* **TASK REQUIREMENTS**:
Below are records; how many of their lines contain "true"? Reply with the number and no other words.

* **INPUT DATA**:
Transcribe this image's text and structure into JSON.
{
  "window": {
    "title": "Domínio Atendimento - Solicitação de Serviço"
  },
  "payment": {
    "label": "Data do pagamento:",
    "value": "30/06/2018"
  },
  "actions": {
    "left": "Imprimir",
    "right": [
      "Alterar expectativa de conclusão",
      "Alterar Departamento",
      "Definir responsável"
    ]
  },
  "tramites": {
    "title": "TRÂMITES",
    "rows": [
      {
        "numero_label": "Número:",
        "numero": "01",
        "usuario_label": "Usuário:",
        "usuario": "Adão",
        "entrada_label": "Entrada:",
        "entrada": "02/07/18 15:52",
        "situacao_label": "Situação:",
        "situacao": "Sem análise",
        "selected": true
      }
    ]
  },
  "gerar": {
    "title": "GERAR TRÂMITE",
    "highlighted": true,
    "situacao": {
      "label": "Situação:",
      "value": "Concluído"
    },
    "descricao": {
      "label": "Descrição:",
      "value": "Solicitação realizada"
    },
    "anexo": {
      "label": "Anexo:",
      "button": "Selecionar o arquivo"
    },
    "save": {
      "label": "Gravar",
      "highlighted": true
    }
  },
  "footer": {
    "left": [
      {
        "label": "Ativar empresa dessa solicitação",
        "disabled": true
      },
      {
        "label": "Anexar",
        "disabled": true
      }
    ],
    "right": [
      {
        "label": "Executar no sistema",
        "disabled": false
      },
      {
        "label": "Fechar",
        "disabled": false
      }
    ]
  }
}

* **ANSWER AREA**:
5